When I was younger, it never quite registered in my head that I had lost my dad. My problems were simpler, a big brother bully, a kid brother envy, I must admit, I was as lost as most middle children.
In high school, it started to hit me – what if my father had been alive. Would I go the same schools? Would we live in the neighborhoods we did? My earlier problems had not gone away – they never do when you are 3, all boys! But now I had fresher problems, girls, among others.
My mother used to share the story, of how she defied her brothers, to raise her children in Kivulu, which for as long as I can remember, retains this slum aura about it. And that was the story of our wanderings. Funny then to find that when we needed to leave BatValley to go visit mum at work in Makerere, and as kids, the only safe place to pass was…Kivulu!
In Makerere she worked hard and long, toiled for as long as I can remember, going from the Main Printery, Medical School to that almost damned Main Library basement called the Bindery. When I look back, she must have worked in and around Makerere since I was in P5, just shy of 2 decades.
My father? Long gone. My memories of him are simple, Bata and Hotel Equatoria. Ofcourse how could I forget my brothers – they are stark ever-present reminders of his presence. When I look at either, I have to wonder, who was closest to him, in demeanor, character, and even in looks. Ok, about looks, neither, I beat them – and that’s hands down. But seriously, my brothers are the most important anything my father ever left. We’ve fought, shouted, deserted, and came right back. We cook, clean and can shop un-aided. We dig, farm and work our hands off. We never give up, certainly not on eachother, we never have and we never will. Yes, Period!
This is mostly because of our mother, my mother! She was unique, inspirational, a hard worker and a talented problem solver. If you think I like white for sakes, ask her, she dared me to prove I was cleaner, while in boarding school. Have never looked back, I never will.
You see for close to 20 years, my mom reared chicken, visited Texas, made paper bags, suffered a broken leg, twice, gained 2 daughters-in-law, collected news papers, lost a father, gained 3 granddaughters, farmed in Masaka, slept in a military cell, raised 3 boys and graduated 2 of them, served in Local Council, picked fish from Kalangala, held down a job, even led a department!
She gave everything she had for the sake of us all, yes, outlaws, sisters, brothers, our cousins, you name it all – her hands were ever wide open. Now, almost 20 months in the grave, she still gives… this week Chris and I received a gift from our mother, made possible by our Father!
…now if you think this was about my mother, and father, its because you don’t know that I have a Father in Heaven!
So I hope you had a great day today. I also had a bad day, after learning that all my insurance policies are going to incur an extra 0.5% for the flimsy excuse that the Insurance Regulatory Authority needs money to carry out training for the masses. This is the verbatim, released September 10th 2012:

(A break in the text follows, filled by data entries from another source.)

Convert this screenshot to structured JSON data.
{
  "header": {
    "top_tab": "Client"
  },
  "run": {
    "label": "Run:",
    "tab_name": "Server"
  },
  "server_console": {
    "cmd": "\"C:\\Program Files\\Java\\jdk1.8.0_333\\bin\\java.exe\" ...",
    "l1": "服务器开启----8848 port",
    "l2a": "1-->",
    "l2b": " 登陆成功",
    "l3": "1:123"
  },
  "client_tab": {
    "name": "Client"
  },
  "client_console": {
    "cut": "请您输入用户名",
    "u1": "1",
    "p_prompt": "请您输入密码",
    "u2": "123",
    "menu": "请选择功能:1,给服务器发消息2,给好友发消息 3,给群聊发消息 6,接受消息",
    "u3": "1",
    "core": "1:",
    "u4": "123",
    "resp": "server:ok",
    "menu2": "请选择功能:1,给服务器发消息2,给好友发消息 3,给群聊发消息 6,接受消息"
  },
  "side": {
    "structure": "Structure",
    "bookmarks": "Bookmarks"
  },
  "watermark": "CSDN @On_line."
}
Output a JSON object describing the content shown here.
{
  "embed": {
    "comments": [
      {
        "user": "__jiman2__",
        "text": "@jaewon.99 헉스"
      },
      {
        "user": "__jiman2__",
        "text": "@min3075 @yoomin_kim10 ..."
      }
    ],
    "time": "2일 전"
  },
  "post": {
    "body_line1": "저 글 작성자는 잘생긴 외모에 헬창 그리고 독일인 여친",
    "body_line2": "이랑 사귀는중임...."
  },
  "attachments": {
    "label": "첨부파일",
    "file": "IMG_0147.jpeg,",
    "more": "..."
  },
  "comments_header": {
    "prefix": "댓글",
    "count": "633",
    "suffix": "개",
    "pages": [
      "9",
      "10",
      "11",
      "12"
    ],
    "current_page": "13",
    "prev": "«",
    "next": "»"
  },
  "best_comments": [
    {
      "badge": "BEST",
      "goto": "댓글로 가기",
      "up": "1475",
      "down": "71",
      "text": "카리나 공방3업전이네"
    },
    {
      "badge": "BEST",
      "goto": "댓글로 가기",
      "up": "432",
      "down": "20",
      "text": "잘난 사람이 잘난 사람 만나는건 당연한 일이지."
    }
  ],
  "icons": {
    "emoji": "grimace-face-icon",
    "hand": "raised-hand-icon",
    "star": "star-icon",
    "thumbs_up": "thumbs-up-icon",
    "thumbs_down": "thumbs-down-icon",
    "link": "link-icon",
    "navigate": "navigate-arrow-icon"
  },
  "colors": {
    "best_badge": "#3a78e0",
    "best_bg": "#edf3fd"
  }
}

The Insurance Amendment Act 2011 provides for an Insurance Training Levy (ITL) that shall be imposed on the Gross Direct Premium charged for all policies issued by Insurance companies. In consultation with the Minister of Finance, the rate of the Levy has been set at 0.5%.
The levy, which is effective 1st October 2012, shall be charged on all new policies issued, renewals and endorsements, for as long as these attract an additional premium.